Task description
Every line that contains the word "this" should be copied from the records below.

Data extracted from a collection
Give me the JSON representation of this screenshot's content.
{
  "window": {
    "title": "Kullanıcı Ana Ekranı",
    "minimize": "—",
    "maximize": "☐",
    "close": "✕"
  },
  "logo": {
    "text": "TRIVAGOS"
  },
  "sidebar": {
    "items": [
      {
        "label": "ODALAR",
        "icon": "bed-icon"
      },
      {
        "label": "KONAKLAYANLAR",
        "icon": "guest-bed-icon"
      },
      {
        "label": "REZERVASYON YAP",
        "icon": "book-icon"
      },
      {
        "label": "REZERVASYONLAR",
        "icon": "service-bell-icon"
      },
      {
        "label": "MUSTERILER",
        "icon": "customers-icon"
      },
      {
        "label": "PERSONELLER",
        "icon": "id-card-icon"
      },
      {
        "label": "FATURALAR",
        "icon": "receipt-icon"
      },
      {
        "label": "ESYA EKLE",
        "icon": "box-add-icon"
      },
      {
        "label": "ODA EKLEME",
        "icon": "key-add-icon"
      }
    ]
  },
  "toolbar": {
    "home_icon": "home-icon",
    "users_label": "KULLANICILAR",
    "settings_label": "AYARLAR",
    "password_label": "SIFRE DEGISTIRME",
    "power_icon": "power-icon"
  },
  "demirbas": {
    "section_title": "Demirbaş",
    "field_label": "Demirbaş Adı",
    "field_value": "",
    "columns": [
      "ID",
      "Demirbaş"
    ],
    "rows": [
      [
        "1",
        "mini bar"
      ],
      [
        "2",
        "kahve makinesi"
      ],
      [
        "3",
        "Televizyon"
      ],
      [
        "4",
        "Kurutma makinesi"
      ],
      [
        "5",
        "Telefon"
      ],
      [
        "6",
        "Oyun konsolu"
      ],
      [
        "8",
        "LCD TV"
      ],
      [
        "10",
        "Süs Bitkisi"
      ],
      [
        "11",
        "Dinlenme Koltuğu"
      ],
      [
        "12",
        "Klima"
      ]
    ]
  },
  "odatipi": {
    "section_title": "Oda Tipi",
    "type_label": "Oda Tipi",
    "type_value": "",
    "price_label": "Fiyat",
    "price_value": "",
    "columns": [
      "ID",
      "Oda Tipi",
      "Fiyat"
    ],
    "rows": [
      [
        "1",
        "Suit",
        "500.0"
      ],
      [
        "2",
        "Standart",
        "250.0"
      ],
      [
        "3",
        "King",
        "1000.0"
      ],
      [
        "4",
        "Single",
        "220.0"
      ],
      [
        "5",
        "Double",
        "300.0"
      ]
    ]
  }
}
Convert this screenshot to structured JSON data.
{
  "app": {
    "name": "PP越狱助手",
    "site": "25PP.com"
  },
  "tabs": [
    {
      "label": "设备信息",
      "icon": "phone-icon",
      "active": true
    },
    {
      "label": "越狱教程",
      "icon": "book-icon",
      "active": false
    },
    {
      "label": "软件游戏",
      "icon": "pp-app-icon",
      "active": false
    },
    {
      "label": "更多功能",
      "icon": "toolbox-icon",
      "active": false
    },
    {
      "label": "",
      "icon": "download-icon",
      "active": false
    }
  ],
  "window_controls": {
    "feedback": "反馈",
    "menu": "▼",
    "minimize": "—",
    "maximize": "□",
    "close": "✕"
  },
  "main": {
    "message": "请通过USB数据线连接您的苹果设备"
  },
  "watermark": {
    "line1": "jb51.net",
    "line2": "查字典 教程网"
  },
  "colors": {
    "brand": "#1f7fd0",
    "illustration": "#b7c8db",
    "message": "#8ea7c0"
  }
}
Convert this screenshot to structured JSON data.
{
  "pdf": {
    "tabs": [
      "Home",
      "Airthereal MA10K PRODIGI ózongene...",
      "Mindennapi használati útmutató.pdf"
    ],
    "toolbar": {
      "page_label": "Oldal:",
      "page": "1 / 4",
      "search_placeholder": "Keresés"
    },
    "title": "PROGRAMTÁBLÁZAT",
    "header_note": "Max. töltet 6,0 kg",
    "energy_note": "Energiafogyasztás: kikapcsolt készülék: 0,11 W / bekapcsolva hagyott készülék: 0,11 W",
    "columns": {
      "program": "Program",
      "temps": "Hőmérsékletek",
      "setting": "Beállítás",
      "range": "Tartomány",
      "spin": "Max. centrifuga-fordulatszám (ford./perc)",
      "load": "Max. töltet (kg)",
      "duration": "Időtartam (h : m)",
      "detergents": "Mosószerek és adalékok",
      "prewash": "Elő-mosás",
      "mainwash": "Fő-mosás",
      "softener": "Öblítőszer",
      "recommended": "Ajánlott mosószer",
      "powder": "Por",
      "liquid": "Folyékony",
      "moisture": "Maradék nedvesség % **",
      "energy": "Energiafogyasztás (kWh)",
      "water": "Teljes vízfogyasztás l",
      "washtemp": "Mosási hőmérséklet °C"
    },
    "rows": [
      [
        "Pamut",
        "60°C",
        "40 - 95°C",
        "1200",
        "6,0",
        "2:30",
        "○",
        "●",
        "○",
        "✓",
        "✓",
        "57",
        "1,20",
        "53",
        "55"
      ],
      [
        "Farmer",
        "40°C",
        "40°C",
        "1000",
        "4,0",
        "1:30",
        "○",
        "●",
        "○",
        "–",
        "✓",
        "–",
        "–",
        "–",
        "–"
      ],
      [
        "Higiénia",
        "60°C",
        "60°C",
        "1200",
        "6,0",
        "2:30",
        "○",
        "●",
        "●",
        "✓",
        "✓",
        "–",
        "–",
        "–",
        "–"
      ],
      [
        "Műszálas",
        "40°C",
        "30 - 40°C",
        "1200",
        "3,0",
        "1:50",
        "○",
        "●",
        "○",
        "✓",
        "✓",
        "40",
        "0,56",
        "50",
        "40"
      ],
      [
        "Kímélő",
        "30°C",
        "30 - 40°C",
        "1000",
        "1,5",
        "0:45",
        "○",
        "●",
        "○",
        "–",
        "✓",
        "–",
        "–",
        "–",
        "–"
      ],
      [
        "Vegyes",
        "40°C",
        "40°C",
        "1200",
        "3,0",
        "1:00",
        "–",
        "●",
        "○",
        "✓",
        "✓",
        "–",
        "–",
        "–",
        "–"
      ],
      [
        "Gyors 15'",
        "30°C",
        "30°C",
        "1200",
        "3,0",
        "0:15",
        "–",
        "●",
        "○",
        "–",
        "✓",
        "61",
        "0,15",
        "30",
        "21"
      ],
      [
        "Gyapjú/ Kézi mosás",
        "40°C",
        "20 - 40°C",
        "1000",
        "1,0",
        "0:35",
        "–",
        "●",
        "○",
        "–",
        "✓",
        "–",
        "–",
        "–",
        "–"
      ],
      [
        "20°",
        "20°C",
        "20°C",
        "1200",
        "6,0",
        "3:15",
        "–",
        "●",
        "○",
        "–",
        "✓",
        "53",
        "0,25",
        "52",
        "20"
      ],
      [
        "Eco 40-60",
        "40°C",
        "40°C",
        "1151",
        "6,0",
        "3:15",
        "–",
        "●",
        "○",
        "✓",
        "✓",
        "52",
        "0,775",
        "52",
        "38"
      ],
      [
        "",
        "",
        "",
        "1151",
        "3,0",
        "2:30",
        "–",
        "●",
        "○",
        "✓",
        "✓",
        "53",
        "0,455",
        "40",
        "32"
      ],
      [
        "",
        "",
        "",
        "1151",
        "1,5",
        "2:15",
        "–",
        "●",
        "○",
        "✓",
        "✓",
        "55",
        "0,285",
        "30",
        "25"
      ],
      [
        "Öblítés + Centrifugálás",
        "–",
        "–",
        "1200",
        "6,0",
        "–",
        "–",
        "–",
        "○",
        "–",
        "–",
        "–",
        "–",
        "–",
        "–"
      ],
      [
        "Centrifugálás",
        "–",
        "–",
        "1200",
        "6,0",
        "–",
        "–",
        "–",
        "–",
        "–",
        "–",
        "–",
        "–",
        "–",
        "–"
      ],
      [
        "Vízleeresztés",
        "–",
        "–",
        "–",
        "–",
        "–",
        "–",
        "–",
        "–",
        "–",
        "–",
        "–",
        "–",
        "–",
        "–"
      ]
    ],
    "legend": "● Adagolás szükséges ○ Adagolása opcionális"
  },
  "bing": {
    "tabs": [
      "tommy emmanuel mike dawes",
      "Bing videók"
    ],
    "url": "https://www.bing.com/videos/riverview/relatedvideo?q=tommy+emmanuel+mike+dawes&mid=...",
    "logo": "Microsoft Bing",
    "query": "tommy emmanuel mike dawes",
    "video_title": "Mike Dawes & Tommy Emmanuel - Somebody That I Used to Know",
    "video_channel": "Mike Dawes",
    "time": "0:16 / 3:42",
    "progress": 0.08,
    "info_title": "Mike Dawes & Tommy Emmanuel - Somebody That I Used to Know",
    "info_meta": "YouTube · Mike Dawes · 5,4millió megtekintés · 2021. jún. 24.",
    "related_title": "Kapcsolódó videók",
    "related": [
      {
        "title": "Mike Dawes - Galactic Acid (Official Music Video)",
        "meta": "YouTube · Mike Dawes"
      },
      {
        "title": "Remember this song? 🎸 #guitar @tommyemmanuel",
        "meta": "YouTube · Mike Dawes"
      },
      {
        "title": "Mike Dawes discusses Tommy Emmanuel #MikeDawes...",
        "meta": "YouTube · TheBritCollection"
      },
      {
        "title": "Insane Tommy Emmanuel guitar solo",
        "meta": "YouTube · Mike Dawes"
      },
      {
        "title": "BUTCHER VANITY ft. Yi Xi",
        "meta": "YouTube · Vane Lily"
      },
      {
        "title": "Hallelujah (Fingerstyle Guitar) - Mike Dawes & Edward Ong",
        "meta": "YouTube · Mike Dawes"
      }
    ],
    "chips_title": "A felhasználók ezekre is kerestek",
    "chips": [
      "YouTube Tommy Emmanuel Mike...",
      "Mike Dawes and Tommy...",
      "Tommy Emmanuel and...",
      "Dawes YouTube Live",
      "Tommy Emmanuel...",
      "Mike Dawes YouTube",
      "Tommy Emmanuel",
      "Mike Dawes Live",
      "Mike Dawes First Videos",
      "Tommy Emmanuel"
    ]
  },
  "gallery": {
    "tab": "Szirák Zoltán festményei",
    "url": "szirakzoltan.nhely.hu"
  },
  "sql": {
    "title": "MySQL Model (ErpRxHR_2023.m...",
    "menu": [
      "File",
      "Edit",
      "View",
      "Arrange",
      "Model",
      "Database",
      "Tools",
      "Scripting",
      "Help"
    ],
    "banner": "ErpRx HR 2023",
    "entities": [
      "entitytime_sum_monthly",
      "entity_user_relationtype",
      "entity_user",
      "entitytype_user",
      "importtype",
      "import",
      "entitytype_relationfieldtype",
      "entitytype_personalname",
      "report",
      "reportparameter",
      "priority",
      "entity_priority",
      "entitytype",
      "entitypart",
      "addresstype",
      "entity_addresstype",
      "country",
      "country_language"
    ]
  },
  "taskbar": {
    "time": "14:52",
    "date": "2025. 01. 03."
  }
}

Solved exercise
Give me the JSON representation of this screenshot's content.
Convert this screenshot to structured JSON data.
Convert this screenshot to structured JSON data.
        "title": "Remember this song? 🎸 #guitar @tommyemmanuel",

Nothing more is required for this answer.